─── Exercise data
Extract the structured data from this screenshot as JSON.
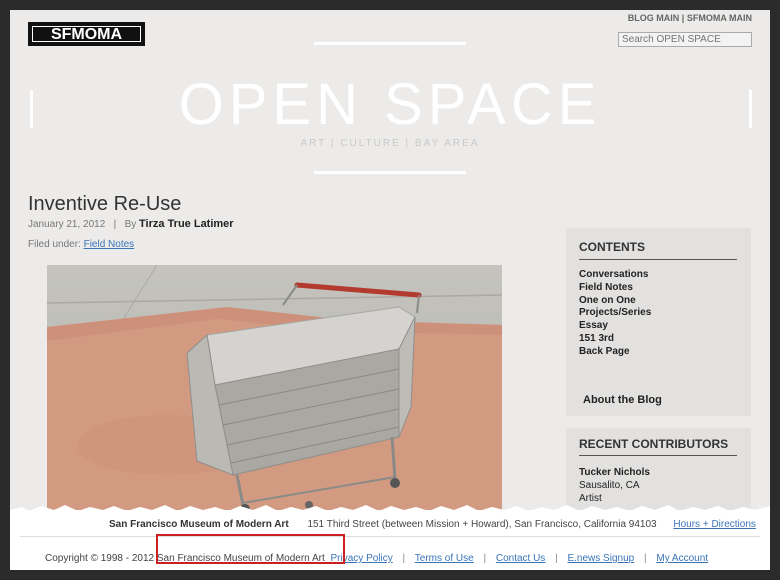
{
  "logo": {
    "text": "SFMOMA"
  },
  "top_nav": {
    "blog_main": "BLOG MAIN",
    "separator": "|",
    "sfmoma_main": "SFMOMA MAIN"
  },
  "search": {
    "placeholder": "Search OPEN SPACE"
  },
  "masthead": {
    "title": "OPEN SPACE",
    "tagline": "ART | CULTURE | BAY AREA"
  },
  "post": {
    "title": "Inventive Re-Use",
    "date": "January 21, 2012",
    "by_sep": "|",
    "by_label": "By",
    "author": "Tirza True Latimer",
    "filed_label": "Filed under:",
    "category": "Field Notes"
  },
  "sidebar": {
    "contents_heading": "CONTENTS",
    "contents": [
      "Conversations",
      "Field Notes",
      "One on One",
      "Projects/Series",
      "Essay",
      "151 3rd",
      "Back Page"
    ],
    "about": "About the Blog",
    "contributors_heading": "RECENT CONTRIBUTORS",
    "contributor": {
      "name": "Tucker Nichols",
      "location": "Sausalito, CA",
      "role": "Artist"
    }
  },
  "footer": {
    "museum": "San Francisco Museum of Modern Art",
    "address": "151 Third Street (between Mission + Howard), San Francisco, California 94103",
    "hours_link": "Hours + Directions",
    "copyright": "Copyright © 1998 - 2012 San Francisco Museum of Modern Art",
    "links": [
      "Privacy Policy",
      "Terms of Use",
      "Contact Us",
      "E.news Signup",
      "My Account"
    ],
    "separator": "|"
  },
  "colors": {
    "background": "#ecebea",
    "link": "#3a74b8",
    "highlight": "#cc1f1f",
    "sidebar_box": "#e2e1e0"
  }
}
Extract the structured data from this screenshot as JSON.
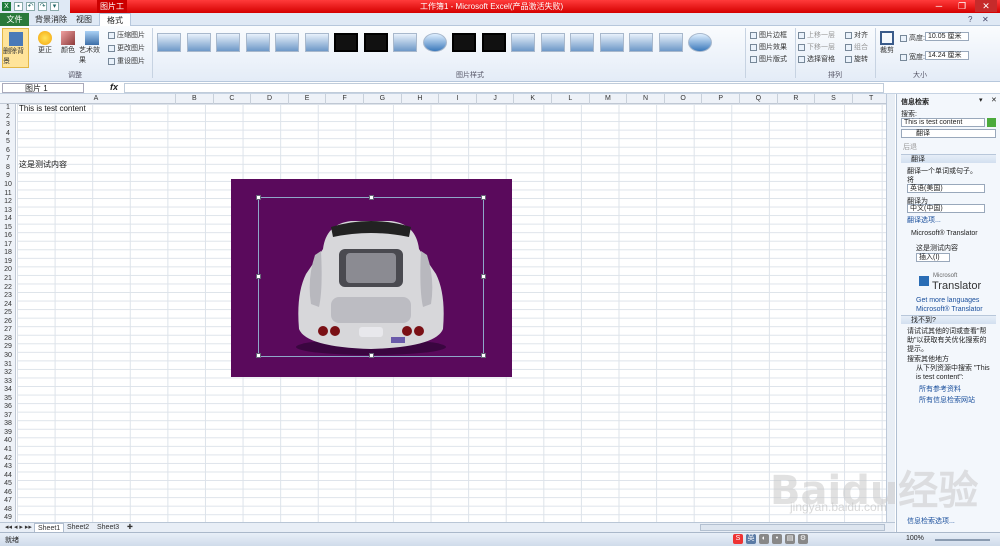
{
  "window": {
    "doc_title": "工作簿1 - Microsoft Excel(产品激活失败)",
    "context_tab": "图片工具"
  },
  "tabs": {
    "file": "文件",
    "bg_removal": "背景消除",
    "view": "视图",
    "format": "格式"
  },
  "ribbon": {
    "remove_bg": "删除背景",
    "corrections": "更正",
    "color": "颜色",
    "art_effects": "艺术效果",
    "compress": "压缩图片",
    "change": "更改图片",
    "reset": "重设图片",
    "adjust_group": "调整",
    "styles_group": "图片样式",
    "border": "图片边框",
    "effects": "图片效果",
    "layout": "图片版式",
    "bring_forward": "上移一层",
    "send_backward": "下移一层",
    "selection_pane": "选择窗格",
    "align": "对齐",
    "group": "组合",
    "rotate": "旋转",
    "arrange_group": "排列",
    "crop": "裁剪",
    "height_label": "高度:",
    "height_value": "10.05 厘米",
    "width_label": "宽度:",
    "width_value": "14.24 厘米",
    "size_group": "大小"
  },
  "formula": {
    "name_box": "图片 1",
    "fx": "fx",
    "value": ""
  },
  "columns": [
    "A",
    "B",
    "C",
    "D",
    "E",
    "F",
    "G",
    "H",
    "I",
    "J",
    "K",
    "L",
    "M",
    "N",
    "O",
    "P",
    "Q",
    "R",
    "S",
    "T"
  ],
  "rows": [
    "1",
    "2",
    "3",
    "4",
    "5",
    "6",
    "7",
    "8",
    "9",
    "10",
    "11",
    "12",
    "13",
    "14",
    "15",
    "16",
    "17",
    "18",
    "19",
    "20",
    "21",
    "22",
    "23",
    "24",
    "25",
    "26",
    "27",
    "28",
    "29",
    "30",
    "31",
    "32",
    "33",
    "34",
    "35",
    "36",
    "37",
    "38",
    "39",
    "40",
    "41",
    "42",
    "43",
    "44",
    "45",
    "46",
    "47",
    "48",
    "49"
  ],
  "cells": {
    "a1": "This is test content",
    "a7": "这是测试内容"
  },
  "sheets": [
    "Sheet1",
    "Sheet2",
    "Sheet3"
  ],
  "panel": {
    "title": "信息检索",
    "search_label": "搜索:",
    "search_value": "This is test content",
    "service": "翻译",
    "back": "后退",
    "section_translate": "翻译",
    "translate_prompt": "翻译一个单词或句子。",
    "from_label": "将",
    "from_value": "英语(美国)",
    "to_label": "翻译为",
    "to_value": "中文(中国)",
    "options_link": "翻译选项...",
    "translator_name": "Microsoft® Translator",
    "result": "这是测试内容",
    "insert": "插入(I)",
    "logo_small": "Microsoft",
    "logo_big": "Translator",
    "more_languages": "Get more languages",
    "ms_translator": "Microsoft® Translator",
    "not_found_section": "找不到?",
    "hint": "请试试其他的词或查看\"帮助\"以获取有关优化搜索的提示。",
    "other_places": "搜索其他地方",
    "search_from": "从下列资源中搜索 \"This is test content\":",
    "all_ref": "所有参考资料",
    "all_sites": "所有信息检索网站",
    "options": "信息检索选项..."
  },
  "status": {
    "ready": "就绪",
    "zoom": "100%"
  },
  "watermark": {
    "brand": "Baidu经验",
    "url": "jingyan.baidu.com"
  },
  "colors": {
    "titlebar": "#d40000",
    "picture_bg": "#5a0a5c",
    "file_tab": "#2a7a3b"
  }
}
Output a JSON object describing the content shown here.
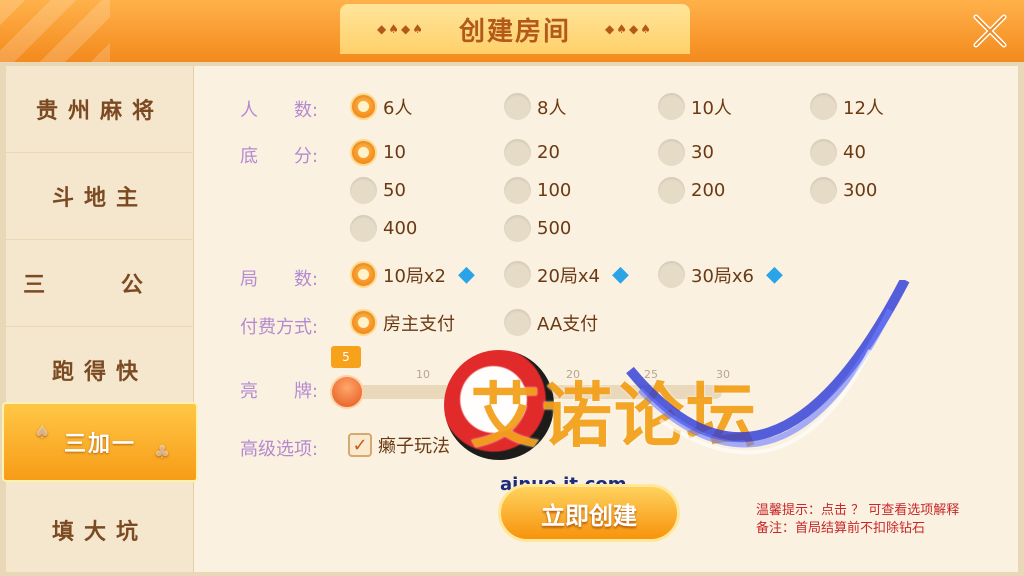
{
  "header": {
    "title": "创建房间",
    "deco": "◆♠◆♠"
  },
  "sidebar": {
    "items": [
      {
        "label": "贵州麻将"
      },
      {
        "label": "斗地主"
      },
      {
        "label": "三 公"
      },
      {
        "label": "跑得快"
      },
      {
        "label": "三加一",
        "active": true
      },
      {
        "label": "填大坑"
      }
    ]
  },
  "form": {
    "players": {
      "label": "人　　数:",
      "options": [
        "6人",
        "8人",
        "10人",
        "12人"
      ],
      "selected": "6人"
    },
    "base_score": {
      "label": "底　　分:",
      "options": [
        "10",
        "20",
        "30",
        "40",
        "50",
        "100",
        "200",
        "300",
        "400",
        "500"
      ],
      "selected": "10"
    },
    "rounds": {
      "label": "局　　数:",
      "options": [
        "10局x2",
        "20局x4",
        "30局x6"
      ],
      "selected": "10局x2"
    },
    "payment": {
      "label": "付费方式:",
      "options": [
        "房主支付",
        "AA支付"
      ],
      "selected": "房主支付"
    },
    "reveal": {
      "label": "亮　　牌:",
      "value": "5",
      "ticks": [
        "10",
        "20",
        "25",
        "30"
      ]
    },
    "advanced": {
      "label": "高级选项:",
      "option": "癞子玩法",
      "checked": true
    }
  },
  "create_button": "立即创建",
  "notes": {
    "line1": "温馨提示：点击 ？ 可查看选项解释",
    "line2": "备注：首局结算前不扣除钻石"
  },
  "watermark": {
    "text": "艾诺论坛",
    "url": "ainuo.it.com"
  },
  "colors": {
    "accent": "#f38a1d",
    "label": "#b48bd0",
    "text": "#6b3a14",
    "warning": "#c8282a"
  }
}
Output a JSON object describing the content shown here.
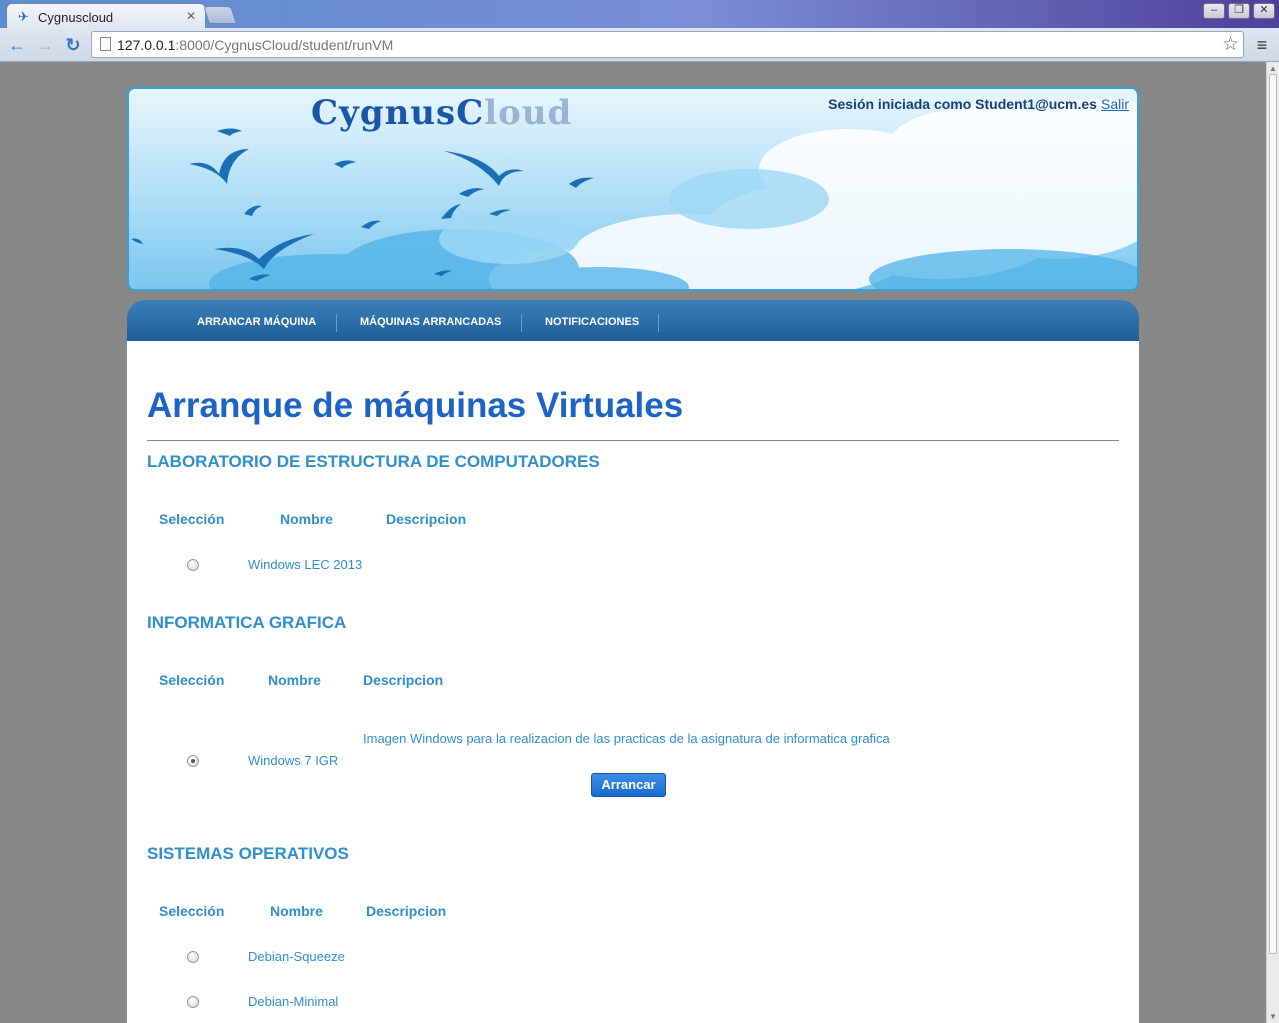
{
  "browser": {
    "tab_title": "Cygnuscloud",
    "url_host": "127.0.0.1",
    "url_rest": ":8000/CygnusCloud/student/runVM",
    "icons": [
      "back-icon",
      "forward-icon",
      "reload-icon",
      "bookmark-star-icon",
      "menu-icon",
      "minimize-icon",
      "maximize-icon",
      "close-icon"
    ]
  },
  "header": {
    "logo_dark": "CygnusC",
    "logo_light": "loud",
    "session_text": "Sesión iniciada como Student1@ucm.es",
    "logout_link": "Salir"
  },
  "nav": {
    "items": [
      {
        "label": "ARRANCAR MÁQUINA"
      },
      {
        "label": "MÁQUINAS ARRANCADAS"
      },
      {
        "label": "NOTIFICACIONES"
      }
    ]
  },
  "main": {
    "title": "Arranque de máquinas Virtuales",
    "columns": {
      "selection": "Selección",
      "name": "Nombre",
      "description": "Descripcion"
    },
    "sections": [
      {
        "title": "LABORATORIO DE ESTRUCTURA DE COMPUTADORES",
        "rows": [
          {
            "name": "Windows LEC 2013",
            "description": "",
            "selected": false
          }
        ]
      },
      {
        "title": "INFORMATICA GRAFICA",
        "rows": [
          {
            "name": "Windows 7 IGR",
            "description": "Imagen Windows para la realizacion de las practicas de la asignatura de informatica grafica",
            "selected": true
          }
        ],
        "button": "Arrancar"
      },
      {
        "title": "SISTEMAS OPERATIVOS",
        "rows": [
          {
            "name": "Debian-Squeeze",
            "description": "",
            "selected": false
          },
          {
            "name": "Debian-Minimal",
            "description": "",
            "selected": false
          }
        ]
      }
    ]
  },
  "colors": {
    "title_blue": "#1d63c7",
    "section_blue": "#2f8fcf",
    "nav_blue": "#1f5e99",
    "page_bg": "#888888"
  }
}
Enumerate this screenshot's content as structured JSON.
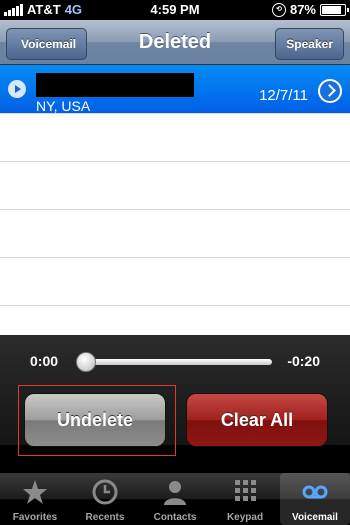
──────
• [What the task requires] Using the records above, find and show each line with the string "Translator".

• [Answer for the task]
    "translator_name": "Microsoft® Translator",
    "logo_big": "Translator",
    "ms_translator": "Microsoft® Translator",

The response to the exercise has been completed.